Furthermore, while algorithms and application interfaces are a good stepping stone, they are not the entire solution, nor will they ever be. After all, researchers and data points, which inherently are flawed, build these programs. Companies and businesses can do their best to try and moderate social media, but there will still be posts that escape their moderation. There is no way to collect all posts and calculate their perceived toxicity, with our current technology and investment into researching this issue. If moderation starts to be highly demanded, however, then companies will at least put effort into having a better moderation team or algorithm. They might even start paying users to moderate their platforms, encouraging the community to be on higher alert for hate speech. As for government action, political representatives would see the public interest in social media moderation and pledge to vote for grants and legislation that promote research. By being good digital citizens and regular citizens, users can shift the social media oligarchy to ensure that companies like Facebook, Youtube and Twitter don’t remain the unchecked royalty of social media.
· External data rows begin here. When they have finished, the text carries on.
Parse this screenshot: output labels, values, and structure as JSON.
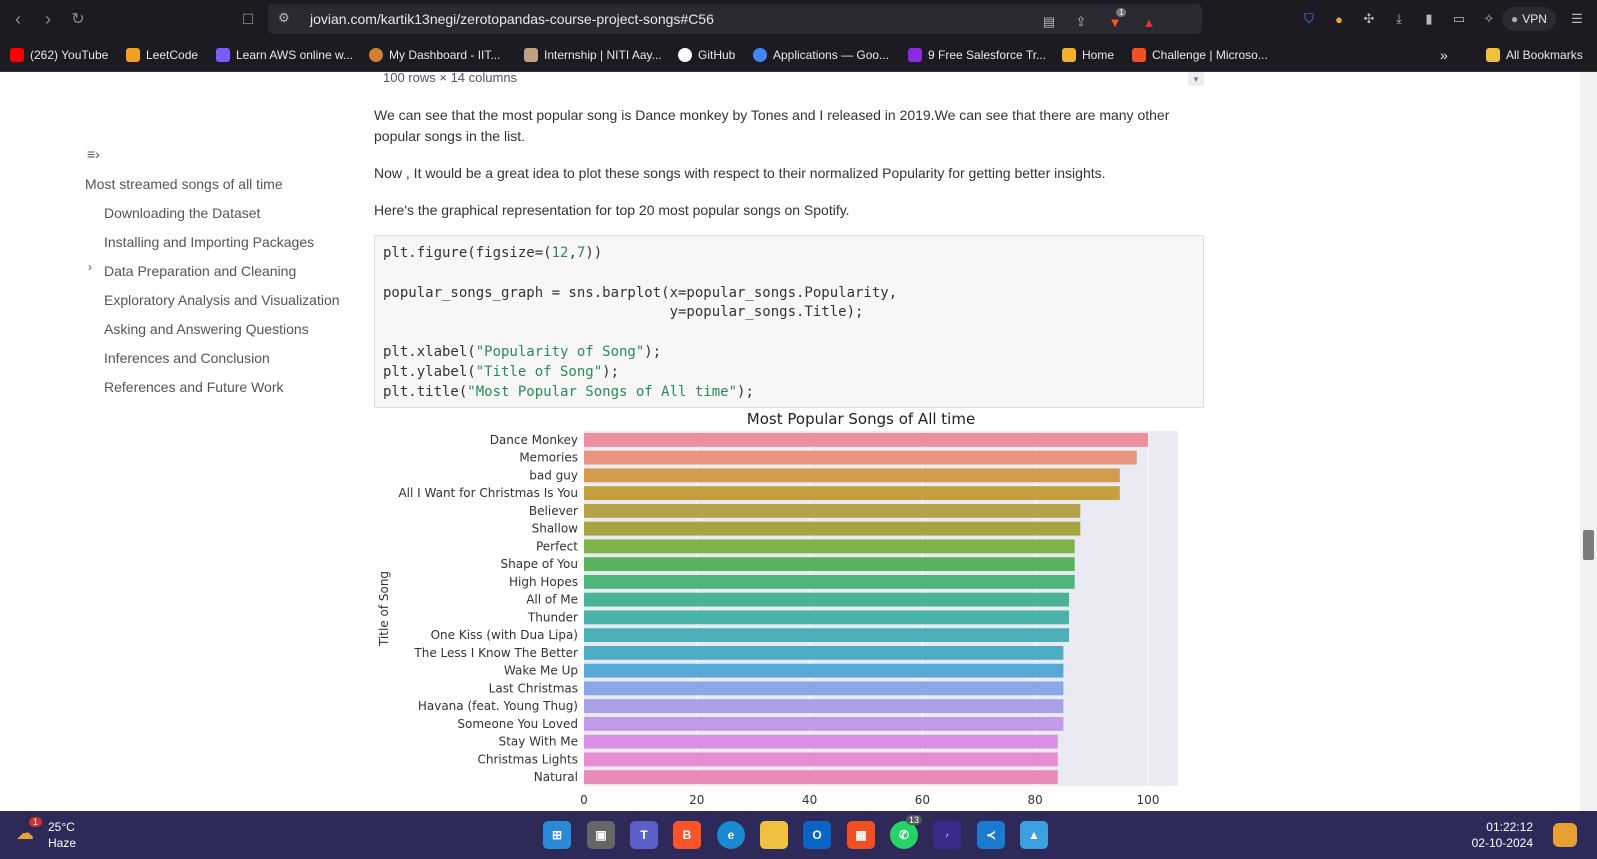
{
  "browser": {
    "url": "jovian.com/kartik13negi/zerotopandas-course-project-songs#C56",
    "vpn_label": "VPN",
    "shield_badge": "1"
  },
  "bookmarks": [
    {
      "label": "(262) YouTube",
      "color": "#ff0000"
    },
    {
      "label": "LeetCode",
      "color": "#f0a020"
    },
    {
      "label": "Learn AWS online w...",
      "color": "#7a5cff"
    },
    {
      "label": "My Dashboard - IIT...",
      "color": "#d08030"
    },
    {
      "label": "Internship | NITI Aay...",
      "color": "#c0a080"
    },
    {
      "label": "GitHub",
      "color": "#ffffff"
    },
    {
      "label": "Applications — Goo...",
      "color": "#4285f4"
    },
    {
      "label": "9 Free Salesforce Tr...",
      "color": "#8a2be2"
    },
    {
      "label": "Home",
      "color": "#f0b030"
    },
    {
      "label": "Challenge | Microso...",
      "color": "#f25022"
    }
  ],
  "bookmarks_more": "»",
  "all_bookmarks": "All Bookmarks",
  "toc": {
    "title": "Most streamed songs of all time",
    "items": [
      "Downloading the Dataset",
      "Installing and Importing Packages",
      "Data Preparation and Cleaning",
      "Exploratory Analysis and Visualization",
      "Asking and Answering Questions",
      "Inferences and Conclusion",
      "References and Future Work"
    ]
  },
  "content": {
    "truncated_note": "100 rows × 14 columns",
    "para1": "We can see that the most popular song is Dance monkey by Tones and I released in 2019.We can see that there are many other popular songs in the list.",
    "para2": "Now , It would be a great idea to plot these songs with respect to their normalized Popularity for getting better insights.",
    "para3": "Here's the graphical representation for top 20 most popular songs on Spotify."
  },
  "code": {
    "l1a": "plt.figure(figsize=(",
    "l1b": "12",
    "l1c": ",",
    "l1d": "7",
    "l1e": "))",
    "l2": "popular_songs_graph = sns.barplot(x=popular_songs.Popularity,",
    "l3": "                                  y=popular_songs.Title);",
    "l4a": "plt.xlabel(",
    "l4b": "\"Popularity of Song\"",
    "l4c": ");",
    "l5a": "plt.ylabel(",
    "l5b": "\"Title of Song\"",
    "l5c": ");",
    "l6a": "plt.title(",
    "l6b": "\"Most Popular Songs of All time\"",
    "l6c": ");"
  },
  "chart_data": {
    "type": "bar",
    "orientation": "horizontal",
    "title": "Most Popular Songs of All time",
    "xlabel": "",
    "ylabel": "Title of Song",
    "xlim": [
      0,
      100
    ],
    "xticks": [
      0,
      20,
      40,
      60,
      80,
      100
    ],
    "categories": [
      "Dance Monkey",
      "Memories",
      "bad guy",
      "All I Want for Christmas Is You",
      "Believer",
      "Shallow",
      "Perfect",
      "Shape of You",
      "High Hopes",
      "All of Me",
      "Thunder",
      "One Kiss (with Dua Lipa)",
      "The Less I Know The Better",
      "Wake Me Up",
      "Last Christmas",
      "Havana (feat. Young Thug)",
      "Someone You Loved",
      "Stay With Me",
      "Christmas Lights",
      "Natural"
    ],
    "values": [
      100,
      98,
      95,
      95,
      88,
      88,
      87,
      87,
      87,
      86,
      86,
      86,
      85,
      85,
      85,
      85,
      85,
      84,
      84,
      84
    ],
    "colors": [
      "#eb909c",
      "#e8957e",
      "#d49a4e",
      "#c59e3e",
      "#b5a24a",
      "#a7a540",
      "#7fb24a",
      "#55b45c",
      "#4db47c",
      "#4bb39a",
      "#4ab2a8",
      "#4cb0b8",
      "#4eadc6",
      "#55a8d8",
      "#8aa7e8",
      "#a9a0ea",
      "#c39aea",
      "#dc8fe6",
      "#e68cd0",
      "#e98ab8"
    ],
    "grid": true
  },
  "taskbar": {
    "temp": "25°C",
    "condition": "Haze",
    "weather_badge": "1",
    "time": "01:22:12",
    "date": "02-10-2024",
    "whatsapp_badge": "13"
  }
}
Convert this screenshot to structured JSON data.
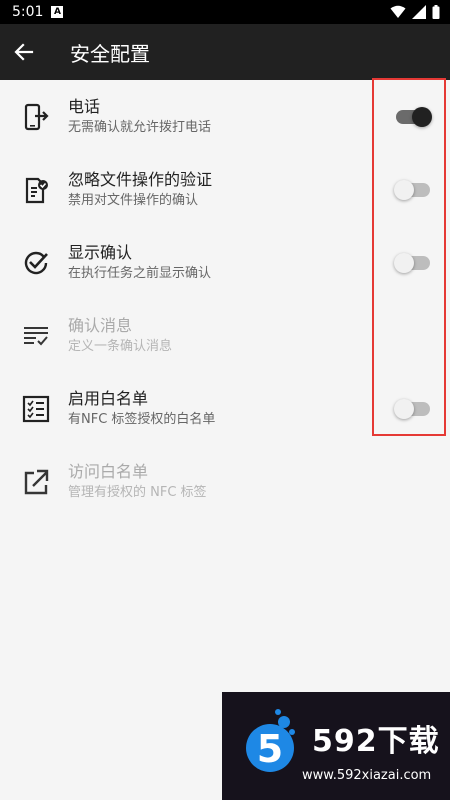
{
  "status_bar": {
    "time": "5:01",
    "app_icon_letter": "A"
  },
  "app_bar": {
    "title": "安全配置",
    "back_icon": "arrow-back-icon"
  },
  "settings": [
    {
      "title": "电话",
      "subtitle": "无需确认就允许拨打电话",
      "icon": "phone-forward-icon",
      "toggle": "on",
      "enabled": true
    },
    {
      "title": "忽略文件操作的验证",
      "subtitle": "禁用对文件操作的确认",
      "icon": "document-check-icon",
      "toggle": "off",
      "enabled": true
    },
    {
      "title": "显示确认",
      "subtitle": "在执行任务之前显示确认",
      "icon": "check-circle-icon",
      "toggle": "off",
      "enabled": true
    },
    {
      "title": "确认消息",
      "subtitle": "定义一条确认消息",
      "icon": "message-lines-icon",
      "toggle": null,
      "enabled": false
    },
    {
      "title": "启用白名单",
      "subtitle": "有NFC 标签授权的白名单",
      "icon": "checklist-icon",
      "toggle": "off",
      "enabled": true
    },
    {
      "title": "访问白名单",
      "subtitle": "管理有授权的 NFC 标签",
      "icon": "open-external-icon",
      "toggle": null,
      "enabled": false
    }
  ],
  "watermark": {
    "brand": "592下载",
    "url": "www.592xiazai.com",
    "logo_digit": "5"
  },
  "colors": {
    "app_bar": "#212121",
    "background": "#f5f5f5",
    "highlight": "#e53935"
  }
}
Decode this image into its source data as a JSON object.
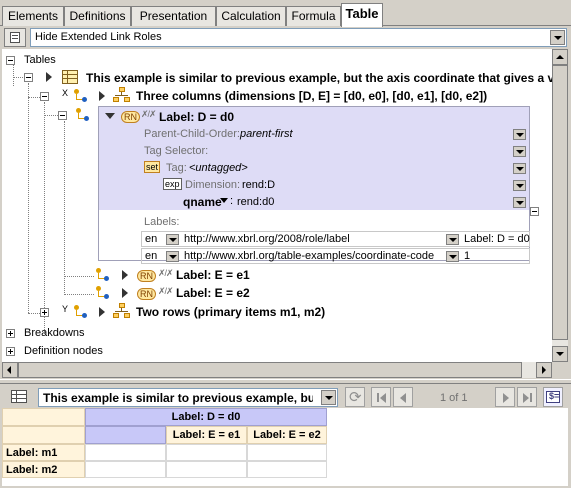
{
  "tabs": [
    "Elements",
    "Definitions",
    "Presentation",
    "Calculation",
    "Formula",
    "Table"
  ],
  "active_tab": "Table",
  "toolbar": {
    "link_roles_value": "Hide Extended Link Roles"
  },
  "tree": {
    "root_label": "Tables",
    "table_title": "This example is similar to previous example, but the axis coordinate that gives a valu",
    "x_axis": "X",
    "y_axis": "Y",
    "columns_node": "Three columns (dimensions [D, E] = [d0, e0], [d0, e1], [d0, e2])",
    "rn_badge": "RN",
    "node_d0": "Label: D = d0",
    "parent_child_order_label": "Parent-Child-Order:",
    "parent_child_order_value": "parent-first",
    "tag_selector_label": "Tag Selector:",
    "set_badge": "set",
    "tag_label": "Tag:",
    "tag_value": "<untagged>",
    "exp_badge": "exp",
    "dimension_label": "Dimension:",
    "dimension_value": "rend:D",
    "qname_label": "qname",
    "qname_value": "rend:d0",
    "labels_header": "Labels:",
    "label_rows": [
      {
        "lang": "en",
        "role": "http://www.xbrl.org/2008/role/label",
        "text": "Label: D = d0"
      },
      {
        "lang": "en",
        "role": "http://www.xbrl.org/table-examples/coordinate-code",
        "text": "1"
      }
    ],
    "node_e1": "Label: E = e1",
    "node_e2": "Label: E = e2",
    "rows_node": "Two rows (primary items m1, m2)",
    "breakdowns": "Breakdowns",
    "definition_nodes": "Definition nodes"
  },
  "preview": {
    "table_select": "This example is similar to previous example, but th",
    "page_info": "1 of 1",
    "header_top": "Label: D = d0",
    "col_e1": "Label: E = e1",
    "col_e2": "Label: E = e2",
    "row_m1": "Label: m1",
    "row_m2": "Label: m2"
  },
  "colors": {
    "panel_bg": "#dedcf6",
    "header_bg": "#c8c8f8",
    "cell_bg": "#fff4dc",
    "badge": "#ffe8a0"
  }
}
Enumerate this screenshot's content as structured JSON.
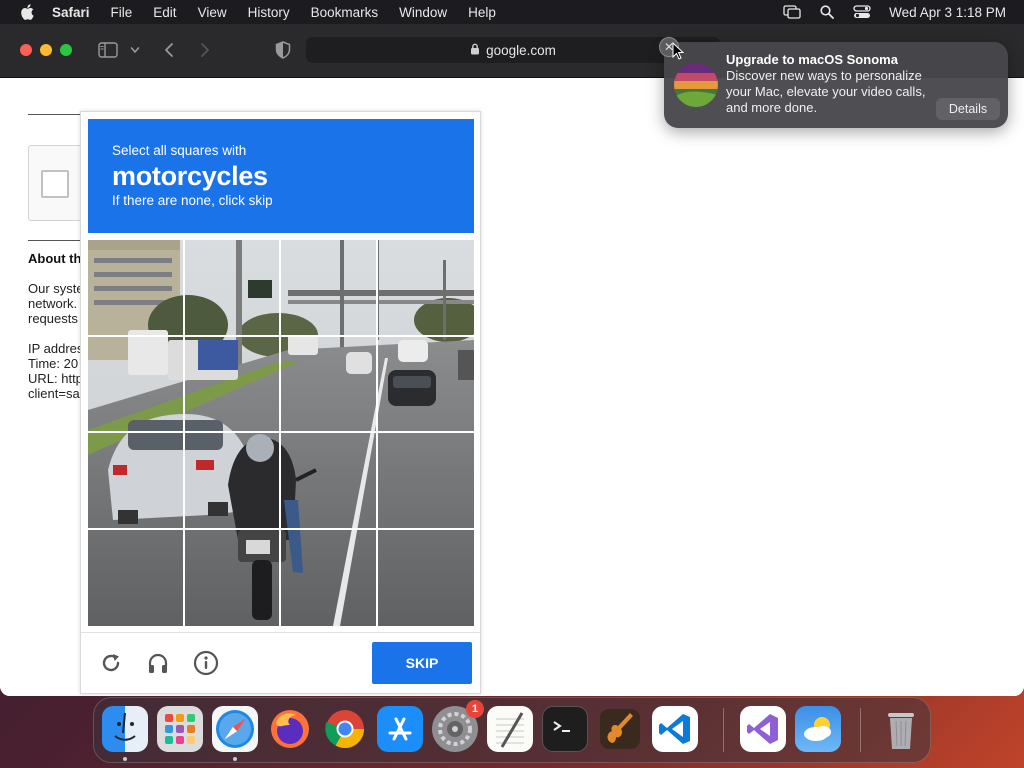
{
  "menubar": {
    "app_name": "Safari",
    "items": [
      "File",
      "Edit",
      "View",
      "History",
      "Bookmarks",
      "Window",
      "Help"
    ],
    "clock": "Wed Apr 3  1:18 PM"
  },
  "browser": {
    "address": "google.com"
  },
  "page": {
    "about_heading": "About th",
    "lines": [
      "Our syste",
      "network.",
      "requests",
      "",
      "IP addres",
      "Time: 20",
      "URL: http",
      "client=sa"
    ]
  },
  "captcha": {
    "instruction_line1": "Select all squares with",
    "target": "motorcycles",
    "instruction_line3": "If there are none, click skip",
    "skip_label": "SKIP"
  },
  "notification": {
    "title": "Upgrade to macOS Sonoma",
    "message": "Discover new ways to personalize your Mac, elevate your video calls, and more done.",
    "details_label": "Details"
  },
  "dock": {
    "items": [
      "Finder",
      "Launchpad",
      "Safari",
      "Firefox",
      "Chrome",
      "App Store",
      "System Settings",
      "TextEdit",
      "Terminal",
      "GarageBand",
      "Visual Studio Code",
      "Visual Studio",
      "Weather",
      "Trash"
    ],
    "settings_badge": "1"
  },
  "colors": {
    "captcha_blue": "#1a73e8",
    "menubar_bg": "#1c1b1f",
    "toolbar_bg": "#2a2a2c"
  }
}
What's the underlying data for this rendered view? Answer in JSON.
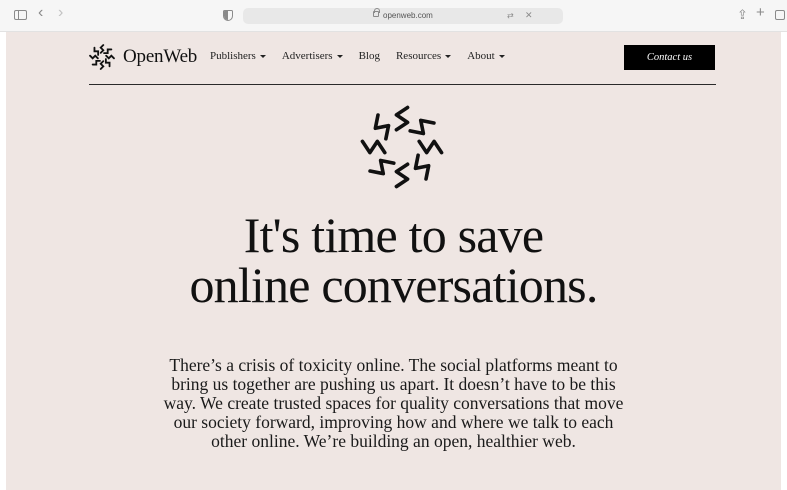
{
  "browser": {
    "url": "openweb.com"
  },
  "site": {
    "brand": "OpenWeb",
    "nav": [
      {
        "label": "Publishers",
        "has_dropdown": true
      },
      {
        "label": "Advertisers",
        "has_dropdown": true
      },
      {
        "label": "Blog",
        "has_dropdown": false
      },
      {
        "label": "Resources",
        "has_dropdown": true
      },
      {
        "label": "About",
        "has_dropdown": true
      }
    ],
    "cta_label": "Contact us"
  },
  "hero": {
    "headline_lines": [
      "It's time to save",
      "online conversations."
    ],
    "body_lines": [
      "There’s a crisis of toxicity online. The social platforms meant to",
      "bring us together are pushing us apart. It doesn’t have to be this",
      "way. We create trusted spaces for quality conversations that move",
      "our society forward, improving how and where we talk to each",
      "other online. We’re building an open, healthier web."
    ]
  },
  "colors": {
    "page_background": "#efe6e3",
    "text": "#111111",
    "button_background": "#000000",
    "button_text": "#ffffff"
  },
  "icons": [
    "sidebar-icon",
    "back-icon",
    "forward-icon",
    "privacy-shield-icon",
    "lock-icon",
    "translate-icon",
    "close-icon",
    "share-icon",
    "new-tab-icon",
    "tab-overview-icon",
    "openweb-logo-icon",
    "openweb-emblem-icon"
  ]
}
Social media had great potential when it was invented. It still does. It does not need to be the cesspool of toxicity and hate speech that society has associated with social media. Especially with the impact social media has on our lives. I value the ease with which we can connect with our family and friends, the ability to share our stories and news, and the capability to connect with others. It is a wonderful tool in an ideal world. Alas, we do not live in such a paradise. There are always those who want to ruin it for their fun or more nefarious reasons. But in the face of such an adversary, we should not back down from the trolls, the fakers, the scammers, the racists, the sexists. We need to moderate our social media like we moderate our society. And just like how all citizens are involved in some way to ensure a peaceful world, social media moderation is not a single entity’s job — it is all of our responsibilities, and we need to hold each other accountable for doing so. All parties involved – the government, the companies, and the users – need to cooperate and take responsibility instead of finger-pointing. We must devise a solution together to address the issues facing social media.
After all, that was the point of social media in the first place: bringing people together.